Thus, though Haiven situates his work alongside that of anthropologist Anna Tsing, their work is very distinct. Tsing, focuses on how friction characterises “world connection” in what she calls “zones of awkward engagement”. In her phrases: “common claims don’t really make every part all over the place the identical”, and although capitalism, science, and politics all depend on claims to and goals of universality, actually they will “can solely be enacted within the sticky materiality of sensible encounters”. Feminist approaches to understanding capitalism have urged the identical, being “concerned with the means and mechanisms—the very processes of generation—through which systems and socialities are made”.
Haiven, then again, is worried with how palm oil would possibly as a substitute—in “greasing the wheels of empire”—have “overcome friction”. Thus we’re left not with tales of native frictions and encounters however as a substitute with universalising narratives. In distinction with Haiven’s acknowledged goals of difficult how capitalism (and the types of human sacrifice it engenders) is made to appear inevitable by the system itself, the ebook thus might threat making the method of palm oil’s entanglement with capitalist endeavors appear extra inevitable than ever.

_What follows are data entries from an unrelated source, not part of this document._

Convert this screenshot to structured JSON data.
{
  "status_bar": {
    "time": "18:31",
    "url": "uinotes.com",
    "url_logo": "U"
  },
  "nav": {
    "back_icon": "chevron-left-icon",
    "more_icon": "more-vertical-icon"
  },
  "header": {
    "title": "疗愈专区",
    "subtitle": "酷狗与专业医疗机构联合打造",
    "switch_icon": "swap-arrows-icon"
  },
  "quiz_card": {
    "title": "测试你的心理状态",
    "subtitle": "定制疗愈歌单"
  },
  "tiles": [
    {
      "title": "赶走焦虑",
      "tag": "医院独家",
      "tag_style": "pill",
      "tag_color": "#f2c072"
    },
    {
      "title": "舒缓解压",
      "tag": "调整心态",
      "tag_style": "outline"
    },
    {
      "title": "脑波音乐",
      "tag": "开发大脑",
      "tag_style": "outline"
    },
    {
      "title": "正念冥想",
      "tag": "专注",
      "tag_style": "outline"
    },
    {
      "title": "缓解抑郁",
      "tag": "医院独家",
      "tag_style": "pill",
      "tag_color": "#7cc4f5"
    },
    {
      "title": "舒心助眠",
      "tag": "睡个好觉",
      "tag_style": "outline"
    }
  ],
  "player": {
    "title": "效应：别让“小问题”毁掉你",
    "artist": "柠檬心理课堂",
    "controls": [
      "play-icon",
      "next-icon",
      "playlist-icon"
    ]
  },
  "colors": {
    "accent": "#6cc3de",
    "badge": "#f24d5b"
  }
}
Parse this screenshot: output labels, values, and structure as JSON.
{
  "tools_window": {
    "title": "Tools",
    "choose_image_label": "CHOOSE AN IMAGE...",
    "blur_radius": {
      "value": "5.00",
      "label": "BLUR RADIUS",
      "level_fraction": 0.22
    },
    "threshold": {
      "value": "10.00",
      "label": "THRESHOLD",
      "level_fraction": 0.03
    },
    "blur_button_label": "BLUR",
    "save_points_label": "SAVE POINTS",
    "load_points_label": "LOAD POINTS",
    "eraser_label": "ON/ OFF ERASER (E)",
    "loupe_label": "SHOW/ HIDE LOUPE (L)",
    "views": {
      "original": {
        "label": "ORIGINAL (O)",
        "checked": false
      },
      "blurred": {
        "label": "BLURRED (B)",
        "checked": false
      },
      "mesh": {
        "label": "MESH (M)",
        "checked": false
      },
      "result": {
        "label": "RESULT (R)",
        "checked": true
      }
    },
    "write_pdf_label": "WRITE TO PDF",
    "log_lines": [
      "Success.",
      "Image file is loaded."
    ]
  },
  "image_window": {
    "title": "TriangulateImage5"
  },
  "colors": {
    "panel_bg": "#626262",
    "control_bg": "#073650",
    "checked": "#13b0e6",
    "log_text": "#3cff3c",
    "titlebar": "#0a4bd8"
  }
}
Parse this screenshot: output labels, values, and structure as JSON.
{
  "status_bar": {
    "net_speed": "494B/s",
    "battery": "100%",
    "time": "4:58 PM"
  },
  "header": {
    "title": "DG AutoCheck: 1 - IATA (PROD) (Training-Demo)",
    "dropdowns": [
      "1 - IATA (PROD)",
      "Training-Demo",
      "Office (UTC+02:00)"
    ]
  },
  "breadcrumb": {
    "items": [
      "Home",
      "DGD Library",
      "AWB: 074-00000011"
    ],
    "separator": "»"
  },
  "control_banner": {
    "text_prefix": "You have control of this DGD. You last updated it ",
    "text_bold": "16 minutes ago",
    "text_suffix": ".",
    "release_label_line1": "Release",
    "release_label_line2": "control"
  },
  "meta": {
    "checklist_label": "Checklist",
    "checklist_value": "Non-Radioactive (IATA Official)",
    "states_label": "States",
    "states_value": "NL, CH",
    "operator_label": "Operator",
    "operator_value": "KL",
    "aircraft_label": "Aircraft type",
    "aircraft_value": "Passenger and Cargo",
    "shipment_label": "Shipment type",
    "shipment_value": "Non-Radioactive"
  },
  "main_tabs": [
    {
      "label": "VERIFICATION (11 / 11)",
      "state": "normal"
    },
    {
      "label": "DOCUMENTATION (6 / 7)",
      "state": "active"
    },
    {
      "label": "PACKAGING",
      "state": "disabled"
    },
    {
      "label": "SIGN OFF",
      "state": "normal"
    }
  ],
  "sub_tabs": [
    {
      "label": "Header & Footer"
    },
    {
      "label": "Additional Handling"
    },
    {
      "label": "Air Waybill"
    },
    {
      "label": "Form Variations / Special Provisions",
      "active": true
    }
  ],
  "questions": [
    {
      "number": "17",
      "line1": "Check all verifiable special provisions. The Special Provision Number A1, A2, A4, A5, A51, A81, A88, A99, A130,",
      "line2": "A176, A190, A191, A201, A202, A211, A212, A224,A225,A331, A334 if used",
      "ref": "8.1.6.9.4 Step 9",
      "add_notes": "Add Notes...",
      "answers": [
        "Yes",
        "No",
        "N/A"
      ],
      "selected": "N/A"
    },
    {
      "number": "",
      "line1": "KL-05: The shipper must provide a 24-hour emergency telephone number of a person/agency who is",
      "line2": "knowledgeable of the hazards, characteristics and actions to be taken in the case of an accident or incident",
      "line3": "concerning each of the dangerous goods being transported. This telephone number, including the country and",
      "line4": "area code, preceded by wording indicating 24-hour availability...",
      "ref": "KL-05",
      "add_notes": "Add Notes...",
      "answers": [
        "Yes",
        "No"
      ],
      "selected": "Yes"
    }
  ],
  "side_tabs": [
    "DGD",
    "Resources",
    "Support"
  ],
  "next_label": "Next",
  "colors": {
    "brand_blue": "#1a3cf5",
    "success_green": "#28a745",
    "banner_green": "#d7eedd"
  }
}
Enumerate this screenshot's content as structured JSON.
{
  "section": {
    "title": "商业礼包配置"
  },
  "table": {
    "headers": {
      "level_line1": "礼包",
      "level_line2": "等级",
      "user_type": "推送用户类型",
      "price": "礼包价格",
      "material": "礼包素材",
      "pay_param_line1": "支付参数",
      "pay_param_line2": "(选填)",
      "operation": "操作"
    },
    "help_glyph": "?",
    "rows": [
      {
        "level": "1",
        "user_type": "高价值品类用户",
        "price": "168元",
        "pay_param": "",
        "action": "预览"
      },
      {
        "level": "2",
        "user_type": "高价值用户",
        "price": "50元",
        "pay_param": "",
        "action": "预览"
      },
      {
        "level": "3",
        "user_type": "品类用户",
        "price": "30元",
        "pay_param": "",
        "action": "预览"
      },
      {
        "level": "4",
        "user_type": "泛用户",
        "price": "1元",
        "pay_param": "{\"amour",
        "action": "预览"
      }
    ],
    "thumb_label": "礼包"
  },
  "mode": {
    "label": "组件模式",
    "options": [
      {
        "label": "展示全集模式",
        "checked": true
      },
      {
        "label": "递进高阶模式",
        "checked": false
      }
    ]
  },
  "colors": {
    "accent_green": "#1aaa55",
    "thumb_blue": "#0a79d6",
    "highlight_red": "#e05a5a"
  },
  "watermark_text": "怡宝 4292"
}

In a story that centres magic and cosmology, there may be little room for understanding how and why, for instance, palm oil at this time defies the notions of centre and periphery that so typically characterise universalising claims about capital, as an important latest centres of consumption are usually not within the “West” however in India and China. We might miss how and why, for instance, staff within the palm oil sector in Indonesia would possibly categorical violent forms of love for his or her seedlings, or how or why Indigenous communities navigate their feelings of pity for the oil palm, the subtleties of the dilemmas expressed by palm oil boycotters, or the managerial and authorized means by which unfreedom is and was governed on Indonesian plantations.
When the intertwinings of palm oil, colonialism, and capital are articulated as all-encompassingly cosmological, we’re left questioning what occurs within the gaps of such narratives: why makes an attempt by Europeans to introduce the palm to Malaysia might have failed at one time, and succeeded in others, the position Nigerian naming programs performed in creating palm oil science in Malaysia, or how in Brazil a substance that was part of the subjugation of enslaved peoples additionally grew to become a tool for their survival and resistance. As Sophie Chao places it, there’s a threat of “theory assert[ing] intellectual mastery over the messiness of everyday, lived lives”.
And so Haiven’s narrative provocatively leaves its readers with questions. To my thoughts, the first query is methodological: how can the broader structural narratives of capitalism and colonialism—the ability and devastation of which Haiven rightly centres—be made to co-exist with extra grounded and localised tales by which the frictions which might be constitutive of those energy constructions are made and remade? How can one come to know palm oil as at all times each native and world, with out providing primacy to 1 and diminishing the opposite?